But my son appears to share the view of Harold James Boomer of Kansas City. On the day he left Midwest Technology Connections (MTC) in June 2006 to set up on his own, he created an administrator account that gave him complete access to the network, and allowed him to monitor the e-mail accounts of key employees. He also installed hacking software that gave him access to all of MTC's customers' data. In effect, he copied the backdoor key. For this, Boomer has just started a 10-month prison sentence, and has to pay $24,000 in restitution to Midwest Technology Connections.

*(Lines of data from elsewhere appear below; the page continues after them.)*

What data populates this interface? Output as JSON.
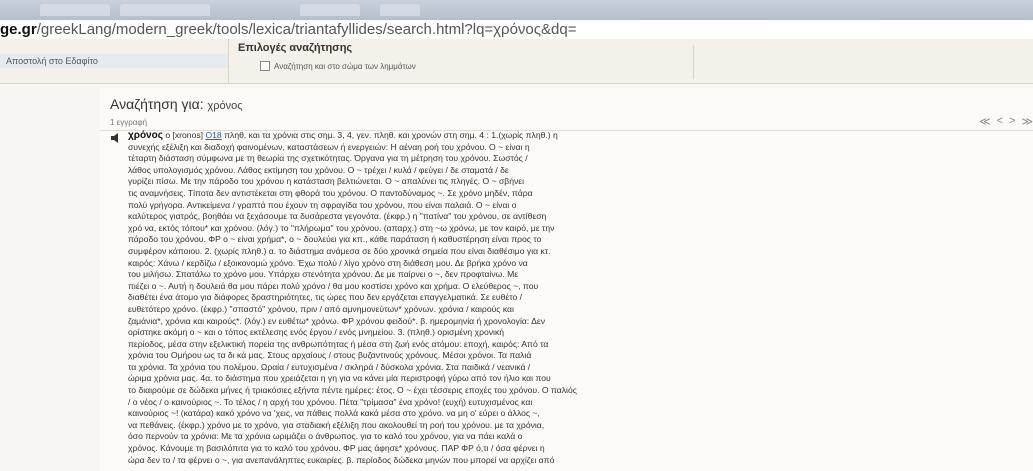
{
  "browser": {
    "address_host": "ge.gr",
    "address_path": "/greekLang/modern_greek/tools/lexica/triantafyllides/search.html?lq=χρόνος&dq="
  },
  "sidebar": {
    "line1": "",
    "link": "Αποστολή στο Εδαφίτο"
  },
  "options": {
    "title": "Επιλογές αναζήτησης",
    "checkbox_label": "Αναζήτηση και στο σώμα των λημμάτων",
    "checked": false
  },
  "results": {
    "search_label": "Αναζήτηση για:",
    "query": "χρόνος",
    "count": "1 εγγραφή",
    "pager": [
      "≪",
      "<",
      ">",
      "≫"
    ]
  },
  "entry": {
    "headword": "χρόνος",
    "pron": "ο [xronos]",
    "ref": "Ο18",
    "lines": [
      "πληθ. και τα χρόνια στις σημ. 3, 4, γεν. πληθ. και χρονών στη σημ. 4 : 1.(χωρίς πληθ.) η",
      "συνεχής εξέλιξη και διαδοχή φαινομένων, καταστάσεων ή ενεργειών: Η αέναη ροή του χρόνου. Ο ~ είναι η",
      "τέταρτη διάσταση σύμφωνα με τη θεωρία της σχετικότητας. Όργανα για τη μέτρηση του χρόνου. Σωστός /",
      "λάθος υπολογισμός χρόνου. Λάθος εκτίμηση του χρόνου. Ο ~ τρέχει / κυλά / φεύγει / δε σταματά / δε",
      "γυρίζει πίσω. Με την πάροδο του χρόνου η κατάσταση βελτιώνεται. Ο ~ απαλύνει τις πληγές. Ο ~ σβήνει",
      "τις αναμνήσεις. Τίποτα δεν αντιστέκεται στη φθορά του χρόνου. Ο παντοδύναμος ~. Σε χρόνο μηδέν, πάρα",
      "πολύ γρήγορα. Αντικείμενα / γραπτά που έχουν τη σφραγίδα του χρόνου, που είναι παλαιά. Ο ~ είναι ο",
      "καλύτερος γιατρός, βοηθάει να ξεχάσουμε τα δυσάρεστα γεγονότα. (έκφρ.) η \"πατίνα\" του χρόνου, σε αντίθεση",
      "χρό να, εκτός τόπου* και χρόνου. (λόγ.) το \"πλήρωμα\" του χρόνου. (απαρχ.) στη ~ω χρόνω, με τον καιρό, με την",
      "πάροδο του χρόνου. ΦΡ ο ~ είναι χρήμα*, ο ~ δουλεύει για κπ., κάθε παράταση ή καθυστέρηση είναι προς το",
      "συμφέρον κάποιου. 2. (χωρίς πληθ.) α. το διάστημα ανάμεσα σε δύο χρονικά σημεία που είναι διαθέσιμο για κτ.",
      "καιρός: Χάνω / κερδίζω / εξοικονομώ χρόνο. Έχω πολύ / λίγο χρόνο στη διάθεση μου. Δε βρήκα χρόνο να",
      "του μιλήσω. Σπατάλω το χρόνο μου. Υπάρχει στενότητα χρόνου. Δε με παίρνει ο ~, δεν προφταίνω. Με",
      "πιέζει ο ~. Αυτή η δουλειά θα μου πάρει πολύ χρόνο / θα μου κοστίσει χρόνο και χρήμα. Ο ελεύθερος ~, που",
      "διαθέτει ένα άτομο για διάφορες δραστηριότητες, τις ώρες που δεν εργάζεται επαγγελματικά. Σε ευθέτο /",
      "ευθετότερο χρόνο. (έκφρ.) \"σπαστό\" χρόνου, πριν / από αμνημονεύτων* χρόνων. χρόνια / καιρούς και",
      "ζαμάνια*, χρόνια και καιρούς*. (λόγ.) εν ευθέτω* χρόνω. ΦΡ χρόνου φειδού*. β. ημερομηνία ή χρονολογία: Δεν",
      "ορίστηκε ακόμη ο ~ και ο τόπος εκτέλεσης ενός έργου / ενός μνημείου. 3. (πληθ.) ορισμένη χρονική",
      "περίοδος, μέσα στην εξελικτική πορεία της ανθρωπότητας ή μέσα στη ζωή ενός ατόμου: εποχή, καιρός: Από τα",
      "χρόνια του Ομήρου ως τα δι κά μας. Στους αρχαίους / στους βυζαντινούς χρόνους. Μέσοι χρόνοι. Τα παλιά",
      "τα χρόνια. Τα χρόνια του πολέμου. Ωραία / ευτυχισμένα / σκληρά / δύσκολα χρόνια. Στα παιδικά / νεανικά /",
      "ώριμα χρόνια μας. 4α. το διάστημα που χρειάζεται η γη για να κάνει μία περιστροφή γύρω από τον ήλιο και που",
      "το διαιρούμε σε δώδεκα μήνες ή τριακόσιες εξήντα πέντε ημέρες: έτος. Ο ~ έχει τέσσερις εποχές του χρόνου. Ο παλιός",
      "/ ο νέος / ο καινούριος ~. Το τέλος / η αρχή του χρόνου. Πέτα \"τρίμασα\" ένα χρόνο! (ευχή) ευτυχισμένος και",
      "καινούριος ~! (κατάρα) κακό χρόνο να 'χεις, να πάθεις πολλά κακά μέσα στο χρόνο. να μη ο' εύρει ο άλλος ~,",
      "να πεθάνεις. (έκφρ.) χρόνο με το χρόνο, για σταδιακή εξέλιξη που ακολουθεί τη ροή του χρόνου. με τα χρόνια,",
      "όσο περνούν τα χρόνια: Με τα χρόνια ωριμάζει ο άνθρωπος. για το καλό του χρόνου, για να πάει καλά ο",
      "χρόνος. Κάνουμε τη βασιλόπιτα για το καλό του χρόνου. ΦΡ μας άφησε* χρόνους. ΠΑΡ ΦΡ ό,τι / όσα φέρνει η",
      "ώρα δεν το / τα φέρνει ο ~, για ανεπανάληπτες ευκαιρίες. β. περίοδος δώδεκα μηνών που μπορεί να αρχίζει από"
    ]
  }
}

It's not like he didn't know what he was doing. His new company offered services such as "ethical hacking". His website stated, "Companies cannot afford to have hackers infiltrating their systems and stealing their valuable information and assets." It also said, "We have found that security requirements are rarely addressed adequately in the design of new IT systems or projects. Our testing will highlight any security areas that may have been overlooked, as well as allowing a more complete test of compliance with your security policy."
Boomer was speaking from experience when his website proclaimed that more attacks come from the inside (from "trusted folks") than from the outside. "Systems administrators should evaluate their users and the assets they have access to," he advised.
What he didn't say is that studies show that systems administrators are the biggest risk to corporate information.
From a security perspective, shared or administrative identities are the most powerful IDs on any system because they are required to access so many system and security functions. This is especially true of most distributed systems, such as Windows, Unix, firewalls and network appliances.
Because speed and effectiveness of response are so important in a crisis, systems administrators all too often share passwords and other access devices, sometimes even while they are working their notice.
Sharing the password of a privileged account leaves an organisation vulnerable to unplanned or malicious changes, and also makes it difficult to hold individuals accountable for their actions. This means it is always risky to share passwords related to these shared IDs.
If the password is shared, any of the administrators can change the password, thus locking out all other administrators from the affected system. Also, if the password is lost, recovery typically means taking down the entire system. And, of course, they can create new accounts with administrator privileges or use their privileges to install nasty software.
In general, the most risky accounts cover the functions of system administrator, system function operator, application function accounts (for example, "db2inst"), application admin accounts that are hard coded in applications, operational support accounts, and batch/embedded/service accounts where account information is retrieved using a script-specific password or other authentication mechanism.
Many organisations rely on paper-based procedures known generally as "emergency envelope procedures". They have policies that are rarely, if ever, enforced. They take little or no account of physical disaster situations. They forget or ignore the risk posed by IT staff.
We know from UK surveys that about one-third of IT staff leave their employers still with access to privileged accounts. Some even think this is some sort of compensation that they are entitled to when they leave.
What we need is a way to manage and audit privileged passwords and their use in multi-user, multi-system environments. Had MTC done this, Boomer might still be free - but he would certainly not have hacked the firm.
Just so you know, my baby will be leaving the backdoor key behind and the TV is staying exactly where it is. The only niggling question is, should I change the locks, just in case?